2 critical factors in breath: 1) physiologically relevant free drug concentrations, and 2) relationship between blood and breath drug concentrations.

NANO

Potent Drugs

±

Type D Behavior =


Molecular recognition entities mres
Molecular Recognition Entities (MREs)

3 general types:

  • Antibodies – proteins (amino acids)

    • Many commercially available; vast array available including those directed against multiple epitopes on a specific molecule

    • Functional well in vivo and ex vivo

    • Excellent for nano-based breath diagnostics

  • Aptamers – DNA/RNA (oligonucleotides)

    • Few available for small molecules; most proteins

    • Functional poorly in vivo; better ex vivo

  • Enzymes – catalyze degradation of substrates

    • Can have extraordinary selectivity for specific substrates

    • e.g., glucose oxidase for glucose


Breath propofol measurements

50 μg/Kg/min

50 μg/Kg/min

PROPOFOL RELATIVE BREATH CONCENTRATION PROFILE

PROPOFOL RELATIVE BREATH CONCENTRATION PROFILE

6000

6000

infusion off

infusion off

40mg bolus,

40mg bolus,

100

100

μg/Kg/min

μg/Kg/min

5000

5000

60 mg bolus

60 mg bolus

4000

4000

120

120

μ

μ

g/Kg/min

g/Kg/min

TOTAL SIGNAL (COUNTS)

TOTAL SIGNAL (COUNTS)

3000

3000

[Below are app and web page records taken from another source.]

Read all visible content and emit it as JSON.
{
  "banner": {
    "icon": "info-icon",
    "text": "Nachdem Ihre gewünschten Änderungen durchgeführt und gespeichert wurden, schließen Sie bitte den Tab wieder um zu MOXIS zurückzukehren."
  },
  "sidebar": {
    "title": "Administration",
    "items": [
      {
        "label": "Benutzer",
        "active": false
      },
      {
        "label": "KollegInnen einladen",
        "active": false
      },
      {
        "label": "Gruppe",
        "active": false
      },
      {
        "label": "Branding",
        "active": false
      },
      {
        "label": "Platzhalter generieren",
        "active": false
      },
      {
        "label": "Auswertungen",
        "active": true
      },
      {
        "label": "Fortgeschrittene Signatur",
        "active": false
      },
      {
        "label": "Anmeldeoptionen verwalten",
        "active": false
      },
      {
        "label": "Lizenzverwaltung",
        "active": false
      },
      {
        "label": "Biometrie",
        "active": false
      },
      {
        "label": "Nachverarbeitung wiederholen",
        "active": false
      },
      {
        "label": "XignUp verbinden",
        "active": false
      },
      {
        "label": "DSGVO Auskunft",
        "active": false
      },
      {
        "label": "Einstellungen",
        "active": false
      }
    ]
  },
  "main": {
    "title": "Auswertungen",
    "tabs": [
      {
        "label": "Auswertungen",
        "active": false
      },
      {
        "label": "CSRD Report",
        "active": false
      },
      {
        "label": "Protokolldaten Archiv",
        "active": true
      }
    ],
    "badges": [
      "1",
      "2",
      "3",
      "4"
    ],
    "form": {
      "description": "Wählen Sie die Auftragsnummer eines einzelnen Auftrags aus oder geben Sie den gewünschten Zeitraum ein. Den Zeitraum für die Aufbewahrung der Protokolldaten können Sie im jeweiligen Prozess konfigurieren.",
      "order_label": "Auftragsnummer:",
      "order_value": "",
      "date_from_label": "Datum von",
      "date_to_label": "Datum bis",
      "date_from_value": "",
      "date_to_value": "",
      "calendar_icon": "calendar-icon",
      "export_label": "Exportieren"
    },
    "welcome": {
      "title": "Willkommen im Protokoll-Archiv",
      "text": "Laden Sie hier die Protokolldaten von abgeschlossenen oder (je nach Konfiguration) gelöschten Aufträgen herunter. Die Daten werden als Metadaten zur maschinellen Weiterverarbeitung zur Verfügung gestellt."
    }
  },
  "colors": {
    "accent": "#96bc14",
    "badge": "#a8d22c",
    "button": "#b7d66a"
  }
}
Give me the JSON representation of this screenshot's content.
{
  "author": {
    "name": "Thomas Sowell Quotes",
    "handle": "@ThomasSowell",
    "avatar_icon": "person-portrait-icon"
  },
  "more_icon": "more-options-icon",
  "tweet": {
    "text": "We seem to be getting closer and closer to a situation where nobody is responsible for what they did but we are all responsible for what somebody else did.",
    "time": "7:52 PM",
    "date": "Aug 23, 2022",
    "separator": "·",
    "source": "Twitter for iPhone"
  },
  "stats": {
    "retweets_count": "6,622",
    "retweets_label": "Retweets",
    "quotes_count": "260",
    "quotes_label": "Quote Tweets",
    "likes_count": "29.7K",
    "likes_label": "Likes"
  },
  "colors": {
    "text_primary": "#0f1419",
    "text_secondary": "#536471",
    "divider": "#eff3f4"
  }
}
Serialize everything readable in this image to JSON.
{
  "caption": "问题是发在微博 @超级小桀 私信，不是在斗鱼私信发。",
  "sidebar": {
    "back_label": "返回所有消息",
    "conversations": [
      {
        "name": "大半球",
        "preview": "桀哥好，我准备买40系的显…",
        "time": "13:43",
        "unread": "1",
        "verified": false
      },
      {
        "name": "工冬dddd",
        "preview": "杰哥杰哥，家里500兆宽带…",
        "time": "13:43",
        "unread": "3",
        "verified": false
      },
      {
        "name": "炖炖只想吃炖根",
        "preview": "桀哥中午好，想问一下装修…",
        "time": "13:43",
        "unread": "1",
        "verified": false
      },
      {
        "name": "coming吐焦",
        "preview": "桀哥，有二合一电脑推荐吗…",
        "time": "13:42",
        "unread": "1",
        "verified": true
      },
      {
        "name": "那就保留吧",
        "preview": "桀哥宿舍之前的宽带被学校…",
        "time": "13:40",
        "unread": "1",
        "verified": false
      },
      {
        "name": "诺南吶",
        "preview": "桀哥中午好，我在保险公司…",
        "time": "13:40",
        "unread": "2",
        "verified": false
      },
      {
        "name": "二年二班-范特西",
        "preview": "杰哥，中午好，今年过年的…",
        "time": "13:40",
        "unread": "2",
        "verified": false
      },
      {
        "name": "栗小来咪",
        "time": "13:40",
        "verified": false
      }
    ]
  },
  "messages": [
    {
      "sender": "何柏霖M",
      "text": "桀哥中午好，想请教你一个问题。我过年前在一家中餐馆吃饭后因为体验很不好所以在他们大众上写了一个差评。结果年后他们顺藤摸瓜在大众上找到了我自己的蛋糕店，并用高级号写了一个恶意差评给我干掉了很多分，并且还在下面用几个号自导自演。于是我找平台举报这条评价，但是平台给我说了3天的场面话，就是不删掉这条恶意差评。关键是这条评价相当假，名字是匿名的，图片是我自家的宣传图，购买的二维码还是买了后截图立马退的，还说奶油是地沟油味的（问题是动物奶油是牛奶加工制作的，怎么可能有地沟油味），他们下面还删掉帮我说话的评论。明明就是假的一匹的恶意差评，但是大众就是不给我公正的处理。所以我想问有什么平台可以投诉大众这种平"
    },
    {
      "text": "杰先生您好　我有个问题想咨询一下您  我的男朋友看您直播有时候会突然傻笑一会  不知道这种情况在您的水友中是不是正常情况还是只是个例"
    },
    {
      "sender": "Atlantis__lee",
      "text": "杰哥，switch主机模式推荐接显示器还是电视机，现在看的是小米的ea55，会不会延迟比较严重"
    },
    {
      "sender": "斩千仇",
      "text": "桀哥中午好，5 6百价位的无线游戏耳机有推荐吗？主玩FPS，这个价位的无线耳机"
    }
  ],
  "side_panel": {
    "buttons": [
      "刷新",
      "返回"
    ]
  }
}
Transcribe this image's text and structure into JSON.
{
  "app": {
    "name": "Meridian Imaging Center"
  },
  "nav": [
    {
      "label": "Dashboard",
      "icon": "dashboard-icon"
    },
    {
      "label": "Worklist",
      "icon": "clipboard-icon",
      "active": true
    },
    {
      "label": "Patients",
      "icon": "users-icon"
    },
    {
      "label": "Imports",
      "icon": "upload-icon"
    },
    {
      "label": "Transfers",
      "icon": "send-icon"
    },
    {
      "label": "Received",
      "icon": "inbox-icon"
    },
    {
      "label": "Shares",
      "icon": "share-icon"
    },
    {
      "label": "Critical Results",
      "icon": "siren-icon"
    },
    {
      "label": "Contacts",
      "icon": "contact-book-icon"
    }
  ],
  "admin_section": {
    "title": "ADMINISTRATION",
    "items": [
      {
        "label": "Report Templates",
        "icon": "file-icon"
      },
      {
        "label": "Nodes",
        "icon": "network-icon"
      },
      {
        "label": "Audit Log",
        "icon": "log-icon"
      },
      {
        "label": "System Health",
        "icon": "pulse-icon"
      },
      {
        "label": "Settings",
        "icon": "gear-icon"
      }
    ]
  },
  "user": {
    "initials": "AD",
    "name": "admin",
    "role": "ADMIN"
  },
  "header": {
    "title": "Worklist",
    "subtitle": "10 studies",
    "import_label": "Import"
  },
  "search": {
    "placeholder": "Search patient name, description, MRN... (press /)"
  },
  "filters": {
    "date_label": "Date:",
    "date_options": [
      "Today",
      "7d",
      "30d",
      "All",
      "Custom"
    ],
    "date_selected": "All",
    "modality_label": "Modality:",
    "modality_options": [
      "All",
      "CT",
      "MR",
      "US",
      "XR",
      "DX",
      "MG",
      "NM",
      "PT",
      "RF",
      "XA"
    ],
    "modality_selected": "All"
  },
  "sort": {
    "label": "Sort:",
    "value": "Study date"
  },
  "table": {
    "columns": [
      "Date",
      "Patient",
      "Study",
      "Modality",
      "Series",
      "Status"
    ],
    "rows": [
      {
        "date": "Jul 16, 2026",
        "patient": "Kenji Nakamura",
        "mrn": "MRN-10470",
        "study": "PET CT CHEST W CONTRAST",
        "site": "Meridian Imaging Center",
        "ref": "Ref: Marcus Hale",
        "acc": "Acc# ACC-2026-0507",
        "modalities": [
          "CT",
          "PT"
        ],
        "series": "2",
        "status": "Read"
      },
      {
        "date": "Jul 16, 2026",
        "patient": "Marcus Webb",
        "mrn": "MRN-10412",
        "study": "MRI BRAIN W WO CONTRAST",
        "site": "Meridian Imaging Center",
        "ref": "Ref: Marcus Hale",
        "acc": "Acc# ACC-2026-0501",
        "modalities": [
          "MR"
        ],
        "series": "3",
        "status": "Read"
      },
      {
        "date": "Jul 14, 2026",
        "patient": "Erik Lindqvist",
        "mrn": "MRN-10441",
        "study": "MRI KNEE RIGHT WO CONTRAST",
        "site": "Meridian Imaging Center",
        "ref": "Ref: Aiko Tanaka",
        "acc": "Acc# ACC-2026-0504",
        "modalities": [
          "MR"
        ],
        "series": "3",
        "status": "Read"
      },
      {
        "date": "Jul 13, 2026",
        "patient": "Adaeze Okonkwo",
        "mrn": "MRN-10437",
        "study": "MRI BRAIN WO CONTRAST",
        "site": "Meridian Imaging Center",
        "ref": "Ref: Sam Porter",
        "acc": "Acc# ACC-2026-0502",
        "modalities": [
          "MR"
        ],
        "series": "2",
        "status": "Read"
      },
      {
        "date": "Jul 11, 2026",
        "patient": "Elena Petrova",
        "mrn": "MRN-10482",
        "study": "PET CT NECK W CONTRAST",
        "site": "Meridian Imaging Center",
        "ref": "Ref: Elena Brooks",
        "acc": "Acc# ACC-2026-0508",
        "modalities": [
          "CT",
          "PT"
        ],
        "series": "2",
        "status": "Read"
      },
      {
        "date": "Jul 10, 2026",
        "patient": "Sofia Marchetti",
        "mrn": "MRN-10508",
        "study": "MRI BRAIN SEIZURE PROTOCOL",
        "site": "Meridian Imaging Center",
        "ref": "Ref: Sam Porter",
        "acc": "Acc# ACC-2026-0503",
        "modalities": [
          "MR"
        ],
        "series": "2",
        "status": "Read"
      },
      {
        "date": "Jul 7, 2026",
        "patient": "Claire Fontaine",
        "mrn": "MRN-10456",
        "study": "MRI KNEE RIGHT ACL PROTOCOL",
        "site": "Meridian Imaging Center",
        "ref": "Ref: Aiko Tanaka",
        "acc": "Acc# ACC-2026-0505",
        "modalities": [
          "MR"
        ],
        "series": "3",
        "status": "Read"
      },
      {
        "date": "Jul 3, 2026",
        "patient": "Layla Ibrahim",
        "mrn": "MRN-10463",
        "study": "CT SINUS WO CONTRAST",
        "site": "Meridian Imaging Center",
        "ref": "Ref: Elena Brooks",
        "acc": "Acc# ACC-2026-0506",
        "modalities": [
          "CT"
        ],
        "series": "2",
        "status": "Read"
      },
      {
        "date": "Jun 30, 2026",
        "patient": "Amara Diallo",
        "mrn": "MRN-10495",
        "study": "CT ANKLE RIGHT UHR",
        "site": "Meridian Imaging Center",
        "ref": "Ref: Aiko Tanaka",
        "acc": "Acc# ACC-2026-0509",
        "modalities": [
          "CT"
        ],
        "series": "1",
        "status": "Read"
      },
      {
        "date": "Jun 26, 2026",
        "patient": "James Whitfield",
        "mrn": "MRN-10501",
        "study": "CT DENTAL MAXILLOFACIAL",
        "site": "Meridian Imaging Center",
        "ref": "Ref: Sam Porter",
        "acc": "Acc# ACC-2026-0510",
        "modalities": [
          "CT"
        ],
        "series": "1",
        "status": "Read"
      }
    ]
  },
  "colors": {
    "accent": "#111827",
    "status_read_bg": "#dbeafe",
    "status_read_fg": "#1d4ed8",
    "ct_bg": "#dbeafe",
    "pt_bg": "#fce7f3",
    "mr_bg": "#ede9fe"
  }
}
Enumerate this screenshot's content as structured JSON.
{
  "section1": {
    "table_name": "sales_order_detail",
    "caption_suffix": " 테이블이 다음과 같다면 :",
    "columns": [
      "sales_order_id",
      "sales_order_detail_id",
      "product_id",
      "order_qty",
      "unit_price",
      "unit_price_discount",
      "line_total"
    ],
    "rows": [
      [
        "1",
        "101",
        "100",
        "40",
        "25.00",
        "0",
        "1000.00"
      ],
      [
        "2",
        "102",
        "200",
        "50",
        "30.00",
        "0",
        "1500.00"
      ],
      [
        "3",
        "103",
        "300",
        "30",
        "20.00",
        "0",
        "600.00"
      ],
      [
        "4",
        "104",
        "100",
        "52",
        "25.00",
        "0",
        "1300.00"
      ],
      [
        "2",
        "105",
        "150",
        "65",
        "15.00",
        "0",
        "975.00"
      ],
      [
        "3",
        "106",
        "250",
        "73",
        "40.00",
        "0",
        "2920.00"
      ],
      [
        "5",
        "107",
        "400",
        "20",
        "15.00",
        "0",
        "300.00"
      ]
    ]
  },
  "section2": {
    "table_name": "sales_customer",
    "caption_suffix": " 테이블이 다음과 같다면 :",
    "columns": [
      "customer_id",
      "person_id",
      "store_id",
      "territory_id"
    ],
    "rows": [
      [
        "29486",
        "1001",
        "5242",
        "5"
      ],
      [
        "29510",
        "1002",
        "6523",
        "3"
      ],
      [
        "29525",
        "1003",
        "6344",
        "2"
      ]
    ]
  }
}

40 mg bolus

40 mg bolus

TOT. SIG.

TOT. SIG.

200 mg bolus

200 mg bolus

2000

2000

1000

1000

0

0

-1000

-1000

0

0

5

5

10

10

15

15

20

20

25

25

30

30

35

35

40

40

TIME (MIN.)

TIME (MIN.)

Breath Propofol - Measurements


Will we develop per se laws for drugs and driving?And will you really be driving under the influence?

In the future…


Recent trends in florida
Recent Trends in Florida

  • Marijuana

  • Xanax

  • Methamphetamine

  • Inhalants - Difluoroethane (Dust-off)



ad